Exercise: Your answer must restate the listing below word for word and contain no images.

Data supplied:

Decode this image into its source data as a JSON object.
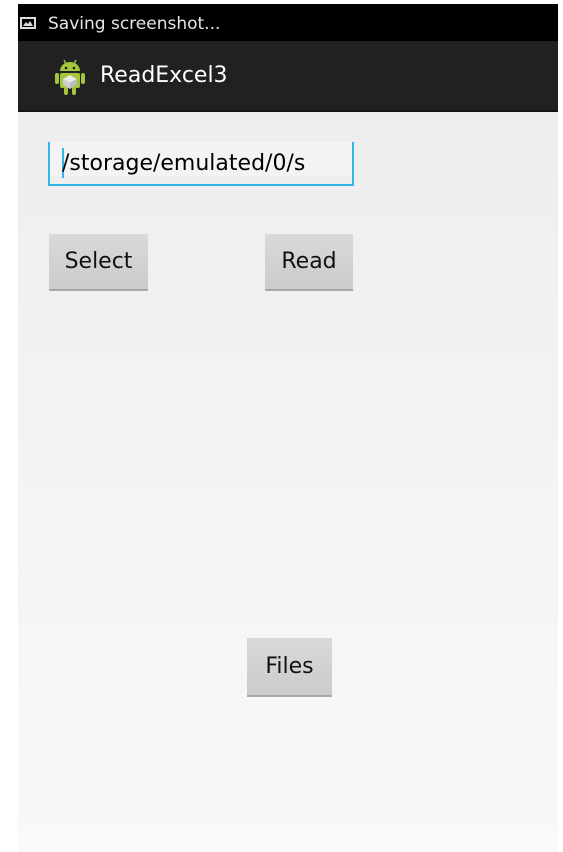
{
  "status_bar": {
    "notification_icon": "screenshot-icon",
    "text": "Saving screenshot..."
  },
  "action_bar": {
    "app_icon": "android-icon",
    "title": "ReadExcel3"
  },
  "path_field": {
    "value": "/storage/emulated/0/s",
    "accent_color": "#33b5e5"
  },
  "buttons": {
    "select_label": "Select",
    "read_label": "Read",
    "files_label": "Files"
  }
}
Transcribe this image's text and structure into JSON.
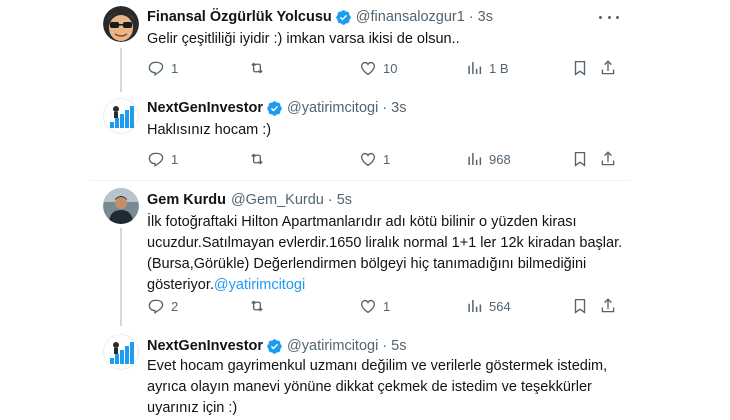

Answer to this problem:
Decode this image into its source data as a JSON object.
{
  "status_bar": {
    "notification_icon": "screenshot-icon",
    "text": "Saving screenshot..."
  },
  "action_bar": {
    "app_icon": "android-icon",
    "title": "ReadExcel3"
  },
  "path_field": {
    "value": "/storage/emulated/0/s",
    "accent_color": "#33b5e5"
  },
  "buttons": {
    "select_label": "Select",
    "read_label": "Read",
    "files_label": "Files"
  }
}
Transcribe this image's text and structure into JSON.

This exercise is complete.